The idea that America’s interests and priorities have changed over half a century later is clearly untenable considering the current American president has openly suggested that America should seize Iraq’s oil as “reimbursement.”
In 2011, Barack Obama and Hillary Clinton — together with Britain’s David Cameron and France’s Nicolas Sarkozy — told us the world needed to bomb Libya to save the country from a massacre. Never mind that under Gaddafi, the people of Libya had state-sponsored healthcare, education, subsidized housing and transport and enjoyed the highest standard of living in the entire region. Never mind that Sarkozy was being investigated for accepting 50 million euros from Gaddafi himself for his 2007 presidential campaign.
Never mind that Libya actually had a fully functioning democratic system that allowed for decision-making at the local level. As Counterpunch has explained:
“Far from control being in the hands of one man, Libya was highly decentralized and divided into several small communities that were essentially ‘mini-autonomous States’ within a State. These autonomous States had control over their districts and could make a range of decisions including how to allocate oil revenue and budgetary funds. Within these mini autonomous States, the three main bodies of Libya’s democracy were Local Committees, Basic People’s Congresses and Executive Revolutionary Councils.”
This system was no secret to the mainstream media, as further explained by Counterpunch:
“In 2009, Mr. Gaddafi invited the New York Times to Libya to spend two weeks observing the nation’s direct democracy. The New York Times, [which] has traditionally been highly critical of Colonel Gaddafi’s democratic experiment, conceded that in Libya, the intention was that ‘everyone is involved in every decision…Tens of thousands of people take part in local committee meetings to discuss issues and vote on everything from foreign treaties to building schools.’”
Was Gaddafi a brutal leader who tortured and oppressed his own people? Most probably.
Is the Iranian government a brutal theocratic regime that also oppresses its own people? Almost certainly.

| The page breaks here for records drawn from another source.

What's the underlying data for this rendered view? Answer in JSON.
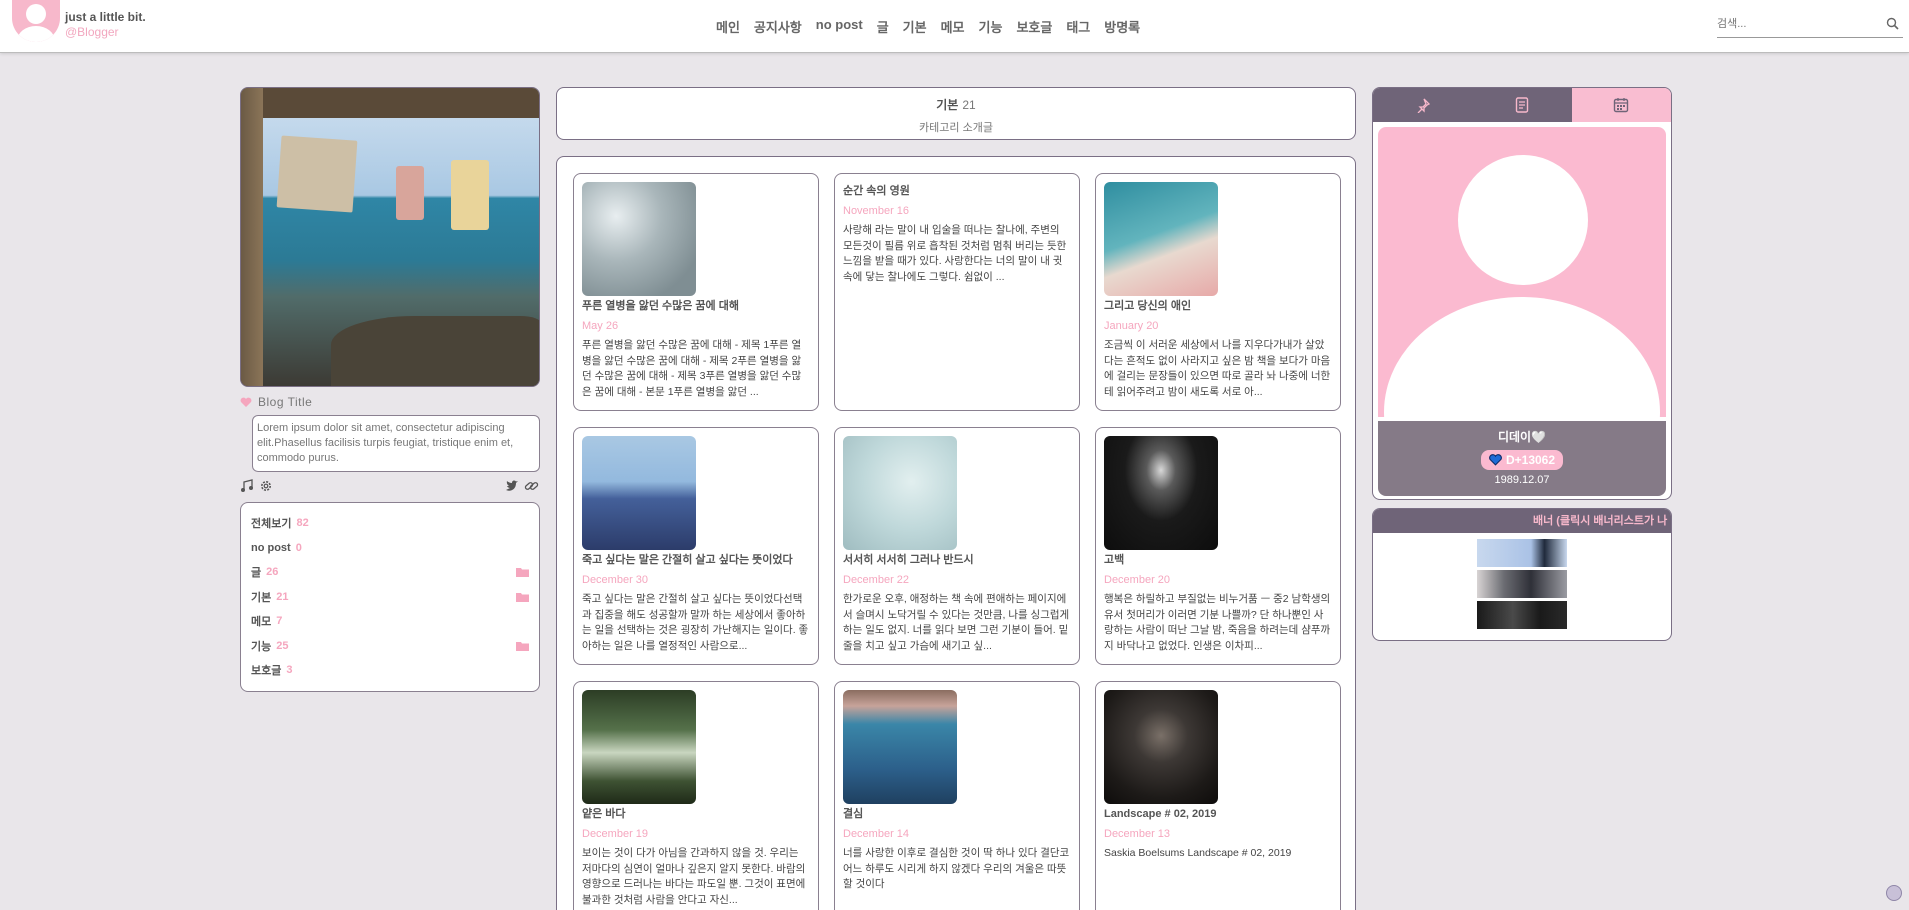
{
  "header": {
    "brand_title": "just a little bit.",
    "brand_sub": "@Blogger",
    "nav": [
      "메인",
      "공지사항",
      "no post",
      "글",
      "기본",
      "메모",
      "기능",
      "보호글",
      "태그",
      "방명록"
    ],
    "search_placeholder": "검색..."
  },
  "left": {
    "blog_title": "Blog Title",
    "description": "Lorem ipsum dolor sit amet, consectetur adipiscing elit.Phasellus facilisis turpis feugiat, tristique enim et, commodo purus.",
    "categories": [
      {
        "label": "전체보기",
        "count": "82"
      },
      {
        "label": "no post",
        "count": "0"
      },
      {
        "label": "글",
        "count": "26"
      },
      {
        "label": "기본",
        "count": "21"
      },
      {
        "label": "메모",
        "count": "7"
      },
      {
        "label": "기능",
        "count": "25"
      },
      {
        "label": "보호글",
        "count": "3"
      }
    ]
  },
  "category_header": {
    "name": "기본",
    "count": "21",
    "subtitle": "카테고리 소개글"
  },
  "posts": [
    {
      "title": "푸른 열병을 앓던 수많은 꿈에 대해",
      "date": "May 26",
      "excerpt": "푸른 열병을 앓던 수많은 꿈에 대해 - 제목 1푸른 열병을 앓던 수많은 꿈에 대해 - 제목 2푸른 열병을 앓던 수많은 꿈에 대해 - 제목 3푸른 열병을 앓던 수많은 꿈에 대해 - 본문 1푸른 열병을 앓던 ..."
    },
    {
      "title": "순간 속의 영원",
      "date": "November 16",
      "excerpt": "사랑해 라는 말이 내 입술을 떠나는 찰나에, 주변의 모든것이 필름 위로 흡착된 것처럼 멈춰 버리는 듯한 느낌을 받을 때가 있다. 사랑한다는 너의 말이 내 귓속에 닿는 찰나에도 그렇다. 쉼없이 ..."
    },
    {
      "title": "그리고 당신의 애인",
      "date": "January 20",
      "excerpt": "조금씩 이 서러운 세상에서 나를 지우다가내가 살았다는 흔적도 없이 사라지고 싶은 밤 책을 보다가 마음에 걸리는 문장들이 있으면 따로 골라 놔 나중에 너한테 읽어주려고 밤이 새도록 서로 아..."
    },
    {
      "title": "죽고 싶다는 말은 간절히 살고 싶다는 뜻이었다",
      "date": "December 30",
      "excerpt": "죽고 싶다는 말은 간절히 살고 싶다는 뜻이었다선택과 집중을 해도 성공할까 말까 하는 세상에서 좋아하는 일을 선택하는 것은 굉장히 가난해지는 일이다. 좋아하는 일은 나를 열정적인 사람으로..."
    },
    {
      "title": "서서히 서서히 그러나 반드시",
      "date": "December 22",
      "excerpt": "한가로운 오후, 애정하는 책 속에 편애하는 페이지에서 슬며시 노닥거릴 수 있다는 것만큼, 나를 싱그럽게 하는 일도 없지. 너를 읽다 보면 그런 기분이 들어. 밑줄을 치고 싶고 가슴에 새기고 싶..."
    },
    {
      "title": "고백",
      "date": "December 20",
      "excerpt": "행복은 하릴하고 부질없는 비누거품 ㅡ 중2 남학생의 유서 첫머리가 이러면 기분 나쁠까? 단 하나뿐인 사랑하는 사람이 떠난 그날 밤, 죽음을 하려는데 샴푸까지 바닥나고 없었다. 인생은 이차피..."
    },
    {
      "title": "얕은 바다",
      "date": "December 19",
      "excerpt": "보이는 것이 다가 아님을 간과하지 않을 것. 우리는 저마다의 심연이 얼마나 깊은지 알지 못한다. 바람의 영향으로 드러나는 바다는 파도일 뿐. 그것이 표면에 불과한 것처럼 사람을 안다고 자신..."
    },
    {
      "title": "결심",
      "date": "December 14",
      "excerpt": "너를 사랑한 이후로 결심한 것이 딱 하나 있다 결단코 어느 하루도 시리게 하지 않겠다 우리의 겨울은 따뜻할 것이다"
    },
    {
      "title": "Landscape # 02, 2019",
      "date": "December 13",
      "excerpt": "Saskia Boelsums Landscape # 02, 2019"
    }
  ],
  "profile": {
    "name": "디데이🤍",
    "dday": "D+13062",
    "birth": "1989.12.07"
  },
  "banner": {
    "title": "배너 (클릭시 배너리스트가 나"
  },
  "colors": {
    "accent_pink": "#f5a6be",
    "panel_purple": "#6f6478",
    "border": "#7a6f85"
  }
}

However, America’s concerns with these countries are not rooted in goals of promoting “freedom” or “democracy.” These countries already had democratic institutions that worked more or less effectively.
Iran already had democracy before the U.S. overthrew it in favor of a monarch in 1953. Now, the U.S is attempting the same strategy with full knowledge that ISIS-inspired Sunni movements are the types of elements currently exerting pressure on the Iranian government.
There is a reason why “spreading democracy” is no longer an official explanation for America’s military adventures in the Middle East: that claim is a complete (and unbelievable) lie.
It’s time to call this strategy out for what it is – an unnecessary, baseless, undemocratic, rights-abusing neoconservative agenda that will see the region explode as countless more lives are lost in the near future.
Iran poses no tangible threat to the United States — and neither did Libya in 2011. Overthrowing the Iranian government will not lead to stability or security and has no legal basis in the first place, something the mainstream media and the international community rarely discuss.
All of this poses the question: why is the U.S. targeting functioning democracies for regime change and siding with dictatorships across the globe?
Do democracies pose a threat to the United States? The United States seems to think so.
In this context, it may not be a surprise to learn that a study from Princeton and Northwestern University contended that the U.S. is not a democracy, but rather, an oligarchy that serves the interests of the rich and powerful while ignoring the majority of its people.